Finally, the attorney primarily responsible for the case argued that he didn’t respond to the motion to dismiss because he “missed it” while traveling for his 50th wedding anniversary and therefore failure to respond should be considered “excusable neglect.” We’ve all missed a deadline. Nobody is perfect. But even if the court was willing to provide a little leeway on missing the response deadline, plaintiff’s counsel didn’t offer any reason for never responding to the defendant’s original discovery requests, for never asking for settling case status, for not objecting to non-settling case status, or for not providing the court-ordered discovery. We’d consider it an extreme coincidence if each of those deadlines fell during plaintiff’s counsel’s vacations. Even if they did, plaintiff’s counsel offered no explanation for why the other attorney in the office assigned to the case, who the court presumed wasn’t on the anniversary trip with his colleague and colleague’s wife, or anyone else at all in that office was not watching the case while counsel was away. Id. at *12. You can’t realistically argue “excusable neglect” when the neglect spans almost two years.

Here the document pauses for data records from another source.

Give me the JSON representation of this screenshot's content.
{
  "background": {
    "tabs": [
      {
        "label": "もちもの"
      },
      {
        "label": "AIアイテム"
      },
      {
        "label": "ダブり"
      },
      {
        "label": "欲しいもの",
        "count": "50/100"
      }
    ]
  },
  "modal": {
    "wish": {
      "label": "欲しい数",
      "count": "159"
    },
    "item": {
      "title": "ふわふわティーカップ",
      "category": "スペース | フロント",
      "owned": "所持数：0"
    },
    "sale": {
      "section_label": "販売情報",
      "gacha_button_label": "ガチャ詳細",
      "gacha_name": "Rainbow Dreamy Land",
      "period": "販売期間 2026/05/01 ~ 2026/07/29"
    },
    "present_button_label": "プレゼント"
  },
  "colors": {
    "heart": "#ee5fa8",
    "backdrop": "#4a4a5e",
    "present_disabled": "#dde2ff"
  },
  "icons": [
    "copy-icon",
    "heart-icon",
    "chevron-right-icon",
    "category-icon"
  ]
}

Not surprising to us, the Seventh Circuit upheld the dismissal, finding the district court did not abuse its discretion. Id. at *12-13.
And that brings us back to the point we made at the outset. Plaintiff’s counsel, with the exception of lead counsel, in these mass tort MDLs, file lawsuits and then do “mostly nothing,” except sit around and wait for a settlement to appear. Plaintiff’s counsel in this case admitted as much during argument:
Dzik’s lawyers . . .explain that the job of a plaintiff’s lawyer “consists of mostly nothing, sprinkled in with the occasional update to the client.” Less should be expected of them, they infer, in contrast with Bayer’s lawyers, who have “lived and breathed these cases.”
Id. at *11. Plaintiff’s counsel who are on the front lines and who are strong advocates for their clients should take great offense to that statement. Moreover, it begs the question why should less be expected of plaintiff’s counsel? Why aren’t they “living and breathing” their client’s cases. Are their relationships with their clients less important than our relationships with ours? Shouldn’t their clients expect more than an occasional update? We are defense counsel and we are offended by that statement. Why should defendants be forced to litigate thousands and thousands of cases if this is the level of advocacy being put forth on the other side? We won’t say it’s not fair, life’s not fair. But where the majority of the cases in an mass tort MDL fly completely under the radar until they appear on a settlement list, we are happy to see an example, albeit an extreme one, where plaintiff’s counsel tried to hide and when that didn’t work, they weren’t allowed to run away from their mistakes.